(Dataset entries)

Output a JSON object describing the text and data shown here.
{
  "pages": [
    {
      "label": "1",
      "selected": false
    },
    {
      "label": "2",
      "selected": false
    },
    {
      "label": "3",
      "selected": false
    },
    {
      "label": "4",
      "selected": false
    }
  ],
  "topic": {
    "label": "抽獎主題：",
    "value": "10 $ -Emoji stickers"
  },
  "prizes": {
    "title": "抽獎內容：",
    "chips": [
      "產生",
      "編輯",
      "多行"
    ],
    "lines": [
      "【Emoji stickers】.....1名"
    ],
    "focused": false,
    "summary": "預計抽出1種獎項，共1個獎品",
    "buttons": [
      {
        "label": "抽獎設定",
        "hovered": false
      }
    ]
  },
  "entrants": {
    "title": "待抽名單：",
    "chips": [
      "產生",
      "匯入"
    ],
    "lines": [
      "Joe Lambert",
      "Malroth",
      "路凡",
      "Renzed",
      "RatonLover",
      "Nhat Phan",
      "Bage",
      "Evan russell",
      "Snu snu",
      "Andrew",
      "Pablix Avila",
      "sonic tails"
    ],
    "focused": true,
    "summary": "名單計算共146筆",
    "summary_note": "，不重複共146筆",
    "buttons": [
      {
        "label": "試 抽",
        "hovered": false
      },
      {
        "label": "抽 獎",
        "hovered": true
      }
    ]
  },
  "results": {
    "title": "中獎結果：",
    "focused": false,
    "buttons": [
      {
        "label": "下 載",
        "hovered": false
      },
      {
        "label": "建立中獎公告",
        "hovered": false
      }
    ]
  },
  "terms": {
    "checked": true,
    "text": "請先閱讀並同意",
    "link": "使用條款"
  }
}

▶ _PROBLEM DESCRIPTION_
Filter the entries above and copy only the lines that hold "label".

▶ _ANSWER FOR THE TASK_
      "label": "1",
      "label": "2",
      "label": "3",
      "label": "4",
    "label": "抽獎主題：",
        "label": "抽獎設定",
        "label": "試 抽",
        "label": "抽 獎",
        "label": "下 載",
        "label": "建立中獎公告",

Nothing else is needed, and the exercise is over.